--- Work task ---
Copy the records that follow exactly as written, but not their pictures.

=== Extracted information ===

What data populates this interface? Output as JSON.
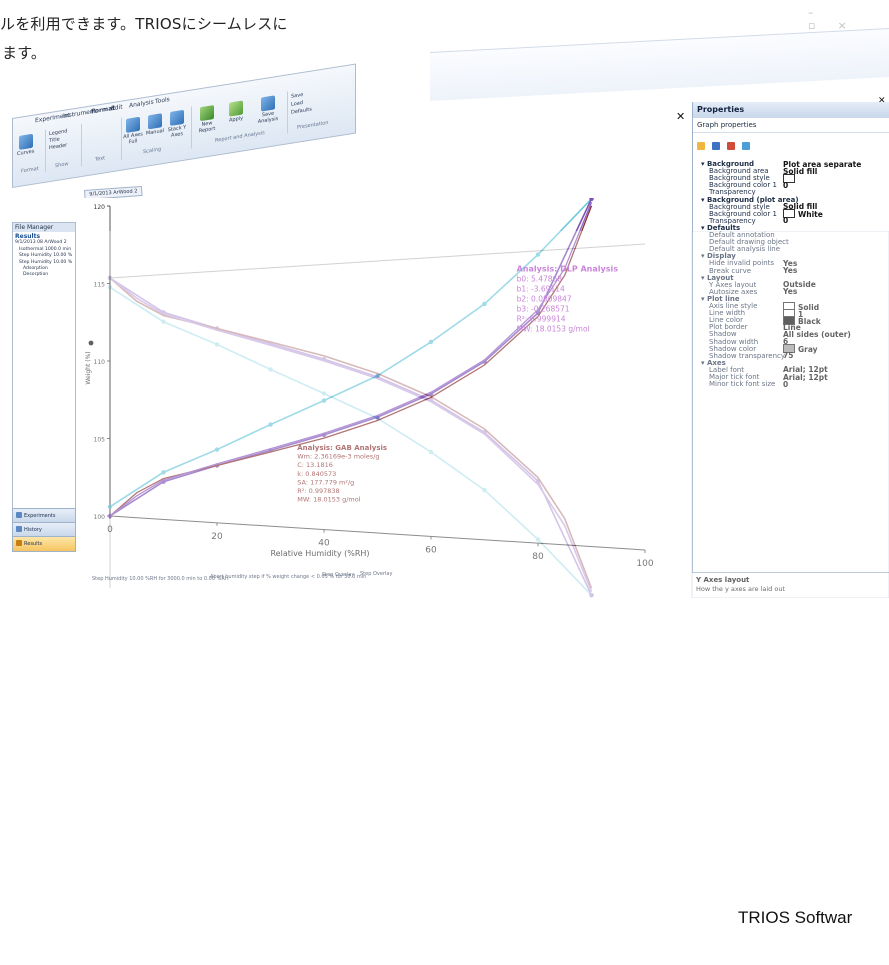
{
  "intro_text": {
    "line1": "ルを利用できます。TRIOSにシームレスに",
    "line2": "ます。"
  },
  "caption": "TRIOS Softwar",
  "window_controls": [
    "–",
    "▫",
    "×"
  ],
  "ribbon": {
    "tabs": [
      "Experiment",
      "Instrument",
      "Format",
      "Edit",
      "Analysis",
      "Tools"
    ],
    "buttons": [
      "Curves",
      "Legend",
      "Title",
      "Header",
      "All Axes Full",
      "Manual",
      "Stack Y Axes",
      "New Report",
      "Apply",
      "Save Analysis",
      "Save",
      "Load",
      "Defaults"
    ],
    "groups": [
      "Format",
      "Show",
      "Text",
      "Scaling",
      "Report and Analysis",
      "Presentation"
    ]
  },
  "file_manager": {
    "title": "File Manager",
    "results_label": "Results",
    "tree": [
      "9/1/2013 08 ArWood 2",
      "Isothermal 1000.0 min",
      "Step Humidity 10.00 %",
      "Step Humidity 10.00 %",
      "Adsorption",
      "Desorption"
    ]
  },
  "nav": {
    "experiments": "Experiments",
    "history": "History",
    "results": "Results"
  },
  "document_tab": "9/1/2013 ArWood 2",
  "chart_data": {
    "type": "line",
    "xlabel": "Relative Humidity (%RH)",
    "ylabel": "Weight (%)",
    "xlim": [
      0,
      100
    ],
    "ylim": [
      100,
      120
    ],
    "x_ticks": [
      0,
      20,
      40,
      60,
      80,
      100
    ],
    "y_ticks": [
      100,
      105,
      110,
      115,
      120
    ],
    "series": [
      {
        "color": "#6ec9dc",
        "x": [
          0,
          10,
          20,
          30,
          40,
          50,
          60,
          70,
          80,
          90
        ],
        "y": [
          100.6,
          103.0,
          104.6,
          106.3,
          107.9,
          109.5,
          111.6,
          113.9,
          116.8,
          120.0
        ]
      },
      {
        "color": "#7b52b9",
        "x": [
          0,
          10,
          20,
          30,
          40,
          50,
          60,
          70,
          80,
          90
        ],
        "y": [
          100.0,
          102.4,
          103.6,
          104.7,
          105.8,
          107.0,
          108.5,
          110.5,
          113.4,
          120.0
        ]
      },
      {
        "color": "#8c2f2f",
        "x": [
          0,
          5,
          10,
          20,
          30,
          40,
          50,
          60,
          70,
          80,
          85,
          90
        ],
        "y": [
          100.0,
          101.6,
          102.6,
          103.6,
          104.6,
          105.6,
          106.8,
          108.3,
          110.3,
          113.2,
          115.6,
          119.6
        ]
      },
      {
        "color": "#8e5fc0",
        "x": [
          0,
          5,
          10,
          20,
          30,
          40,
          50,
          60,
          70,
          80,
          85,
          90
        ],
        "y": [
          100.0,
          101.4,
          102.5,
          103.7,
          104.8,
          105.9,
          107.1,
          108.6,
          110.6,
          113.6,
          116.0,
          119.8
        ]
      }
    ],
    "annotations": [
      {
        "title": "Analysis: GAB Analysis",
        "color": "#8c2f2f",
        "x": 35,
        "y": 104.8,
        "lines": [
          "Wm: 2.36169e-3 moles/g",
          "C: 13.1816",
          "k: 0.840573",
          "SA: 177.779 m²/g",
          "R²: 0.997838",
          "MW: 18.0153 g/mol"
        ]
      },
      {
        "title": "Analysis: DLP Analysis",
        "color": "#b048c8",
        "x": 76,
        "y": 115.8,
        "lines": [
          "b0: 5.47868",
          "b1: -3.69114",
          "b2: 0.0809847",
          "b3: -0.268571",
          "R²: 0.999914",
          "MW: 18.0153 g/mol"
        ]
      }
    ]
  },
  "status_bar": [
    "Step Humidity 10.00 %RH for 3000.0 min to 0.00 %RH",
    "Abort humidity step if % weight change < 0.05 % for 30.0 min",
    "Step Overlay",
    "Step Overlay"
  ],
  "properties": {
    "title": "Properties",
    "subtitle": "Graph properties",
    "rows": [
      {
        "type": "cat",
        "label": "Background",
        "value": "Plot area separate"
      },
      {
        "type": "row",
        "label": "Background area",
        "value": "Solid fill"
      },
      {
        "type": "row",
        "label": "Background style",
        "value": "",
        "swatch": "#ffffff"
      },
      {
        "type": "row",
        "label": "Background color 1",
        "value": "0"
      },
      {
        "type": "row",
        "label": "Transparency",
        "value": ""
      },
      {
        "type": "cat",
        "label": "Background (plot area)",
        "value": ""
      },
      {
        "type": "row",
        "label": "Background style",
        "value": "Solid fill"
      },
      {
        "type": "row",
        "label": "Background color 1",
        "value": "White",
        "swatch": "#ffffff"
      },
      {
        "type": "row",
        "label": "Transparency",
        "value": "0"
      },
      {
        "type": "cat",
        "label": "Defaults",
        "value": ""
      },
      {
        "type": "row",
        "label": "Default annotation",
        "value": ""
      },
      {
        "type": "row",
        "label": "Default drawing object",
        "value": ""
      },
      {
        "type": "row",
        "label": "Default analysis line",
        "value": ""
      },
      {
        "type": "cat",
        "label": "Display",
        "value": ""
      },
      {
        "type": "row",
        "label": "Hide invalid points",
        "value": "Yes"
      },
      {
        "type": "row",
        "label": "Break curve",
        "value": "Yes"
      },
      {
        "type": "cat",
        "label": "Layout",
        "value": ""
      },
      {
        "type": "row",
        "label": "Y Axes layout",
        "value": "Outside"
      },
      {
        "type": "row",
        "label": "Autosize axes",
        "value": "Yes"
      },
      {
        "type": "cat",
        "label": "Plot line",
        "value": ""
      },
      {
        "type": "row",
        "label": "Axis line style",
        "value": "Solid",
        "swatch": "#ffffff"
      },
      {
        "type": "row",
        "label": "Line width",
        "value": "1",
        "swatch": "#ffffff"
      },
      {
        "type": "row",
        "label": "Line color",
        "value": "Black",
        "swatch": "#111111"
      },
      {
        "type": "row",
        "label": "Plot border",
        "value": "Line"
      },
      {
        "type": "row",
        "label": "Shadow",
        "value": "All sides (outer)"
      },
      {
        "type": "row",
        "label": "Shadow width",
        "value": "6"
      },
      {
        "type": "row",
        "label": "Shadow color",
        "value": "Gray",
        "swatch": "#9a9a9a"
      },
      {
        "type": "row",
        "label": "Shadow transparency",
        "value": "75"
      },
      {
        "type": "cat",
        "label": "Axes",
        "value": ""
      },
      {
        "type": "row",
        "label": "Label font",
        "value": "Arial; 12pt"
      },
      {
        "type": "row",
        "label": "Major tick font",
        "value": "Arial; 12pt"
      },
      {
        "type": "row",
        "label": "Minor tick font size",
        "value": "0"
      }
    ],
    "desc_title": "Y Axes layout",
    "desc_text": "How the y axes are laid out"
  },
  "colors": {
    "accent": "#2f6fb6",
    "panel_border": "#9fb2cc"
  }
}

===

--- Output ---
What data populates this interface? Output as JSON.
{
  "intro_text": {
    "line1": "ルを利用できます。TRIOSにシームレスに",
    "line2": "ます。"
  },
  "caption": "TRIOS Softwar",
  "window_controls": [
    "–",
    "▫",
    "×"
  ],
  "ribbon": {
    "tabs": [
      "Experiment",
      "Instrument",
      "Format",
      "Edit",
      "Analysis",
      "Tools"
    ],
    "buttons": [
      "Curves",
      "Legend",
      "Title",
      "Header",
      "All Axes Full",
      "Manual",
      "Stack Y Axes",
      "New Report",
      "Apply",
      "Save Analysis",
      "Save",
      "Load",
      "Defaults"
    ],
    "groups": [
      "Format",
      "Show",
      "Text",
      "Scaling",
      "Report and Analysis",
      "Presentation"
    ]
  },
  "file_manager": {
    "title": "File Manager",
    "results_label": "Results",
    "tree": [
      "9/1/2013 08 ArWood 2",
      "Isothermal 1000.0 min",
      "Step Humidity 10.00 %",
      "Step Humidity 10.00 %",
      "Adsorption",
      "Desorption"
    ]
  },
  "nav": {
    "experiments": "Experiments",
    "history": "History",
    "results": "Results"
  },
  "document_tab": "9/1/2013 ArWood 2",
  "chart_data": {
    "type": "line",
    "xlabel": "Relative Humidity (%RH)",
    "ylabel": "Weight (%)",
    "xlim": [
      0,
      100
    ],
    "ylim": [
      100,
      120
    ],
    "x_ticks": [
      0,
      20,
      40,
      60,
      80,
      100
    ],
    "y_ticks": [
      100,
      105,
      110,
      115,
      120
    ],
    "series": [
      {
        "color": "#6ec9dc",
        "x": [
          0,
          10,
          20,
          30,
          40,
          50,
          60,
          70,
          80,
          90
        ],
        "y": [
          100.6,
          103.0,
          104.6,
          106.3,
          107.9,
          109.5,
          111.6,
          113.9,
          116.8,
          120.0
        ]
      },
      {
        "color": "#7b52b9",
        "x": [
          0,
          10,
          20,
          30,
          40,
          50,
          60,
          70,
          80,
          90
        ],
        "y": [
          100.0,
          102.4,
          103.6,
          104.7,
          105.8,
          107.0,
          108.5,
          110.5,
          113.4,
          120.0
        ]
      },
      {
        "color": "#8c2f2f",
        "x": [
          0,
          5,
          10,
          20,
          30,
          40,
          50,
          60,
          70,
          80,
          85,
          90
        ],
        "y": [
          100.0,
          101.6,
          102.6,
          103.6,
          104.6,
          105.6,
          106.8,
          108.3,
          110.3,
          113.2,
          115.6,
          119.6
        ]
      },
      {
        "color": "#8e5fc0",
        "x": [
          0,
          5,
          10,
          20,
          30,
          40,
          50,
          60,
          70,
          80,
          85,
          90
        ],
        "y": [
          100.0,
          101.4,
          102.5,
          103.7,
          104.8,
          105.9,
          107.1,
          108.6,
          110.6,
          113.6,
          116.0,
          119.8
        ]
      }
    ],
    "annotations": [
      {
        "title": "Analysis: GAB Analysis",
        "color": "#8c2f2f",
        "x": 35,
        "y": 104.8,
        "lines": [
          "Wm: 2.36169e-3 moles/g",
          "C: 13.1816",
          "k: 0.840573",
          "SA: 177.779 m²/g",
          "R²: 0.997838",
          "MW: 18.0153 g/mol"
        ]
      },
      {
        "title": "Analysis: DLP Analysis",
        "color": "#b048c8",
        "x": 76,
        "y": 115.8,
        "lines": [
          "b0: 5.47868",
          "b1: -3.69114",
          "b2: 0.0809847",
          "b3: -0.268571",
          "R²: 0.999914",
          "MW: 18.0153 g/mol"
        ]
      }
    ]
  },
  "status_bar": [
    "Step Humidity 10.00 %RH for 3000.0 min to 0.00 %RH",
    "Abort humidity step if % weight change < 0.05 % for 30.0 min",
    "Step Overlay",
    "Step Overlay"
  ],
  "properties": {
    "title": "Properties",
    "subtitle": "Graph properties",
    "rows": [
      {
        "type": "cat",
        "label": "Background",
        "value": "Plot area separate"
      },
      {
        "type": "row",
        "label": "Background area",
        "value": "Solid fill"
      },
      {
        "type": "row",
        "label": "Background style",
        "value": "",
        "swatch": "#ffffff"
      },
      {
        "type": "row",
        "label": "Background color 1",
        "value": "0"
      },
      {
        "type": "row",
        "label": "Transparency",
        "value": ""
      },
      {
        "type": "cat",
        "label": "Background (plot area)",
        "value": ""
      },
      {
        "type": "row",
        "label": "Background style",
        "value": "Solid fill"
      },
      {
        "type": "row",
        "label": "Background color 1",
        "value": "White",
        "swatch": "#ffffff"
      },
      {
        "type": "row",
        "label": "Transparency",
        "value": "0"
      },
      {
        "type": "cat",
        "label": "Defaults",
        "value": ""
      },
      {
        "type": "row",
        "label": "Default annotation",
        "value": ""
      },
      {
        "type": "row",
        "label": "Default drawing object",
        "value": ""
      },
      {
        "type": "row",
        "label": "Default analysis line",
        "value": ""
      },
      {
        "type": "cat",
        "label": "Display",
        "value": ""
      },
      {
        "type": "row",
        "label": "Hide invalid points",
        "value": "Yes"
      },
      {
        "type": "row",
        "label": "Break curve",
        "value": "Yes"
      },
      {
        "type": "cat",
        "label": "Layout",
        "value": ""
      },
      {
        "type": "row",
        "label": "Y Axes layout",
        "value": "Outside"
      },
      {
        "type": "row",
        "label": "Autosize axes",
        "value": "Yes"
      },
      {
        "type": "cat",
        "label": "Plot line",
        "value": ""
      },
      {
        "type": "row",
        "label": "Axis line style",
        "value": "Solid",
        "swatch": "#ffffff"
      },
      {
        "type": "row",
        "label": "Line width",
        "value": "1",
        "swatch": "#ffffff"
      },
      {
        "type": "row",
        "label": "Line color",
        "value": "Black",
        "swatch": "#111111"
      },
      {
        "type": "row",
        "label": "Plot border",
        "value": "Line"
      },
      {
        "type": "row",
        "label": "Shadow",
        "value": "All sides (outer)"
      },
      {
        "type": "row",
        "label": "Shadow width",
        "value": "6"
      },
      {
        "type": "row",
        "label": "Shadow color",
        "value": "Gray",
        "swatch": "#9a9a9a"
      },
      {
        "type": "row",
        "label": "Shadow transparency",
        "value": "75"
      },
      {
        "type": "cat",
        "label": "Axes",
        "value": ""
      },
      {
        "type": "row",
        "label": "Label font",
        "value": "Arial; 12pt"
      },
      {
        "type": "row",
        "label": "Major tick font",
        "value": "Arial; 12pt"
      },
      {
        "type": "row",
        "label": "Minor tick font size",
        "value": "0"
      }
    ],
    "desc_title": "Y Axes layout",
    "desc_text": "How the y axes are laid out"
  },
  "colors": {
    "accent": "#2f6fb6",
    "panel_border": "#9fb2cc"
  }
}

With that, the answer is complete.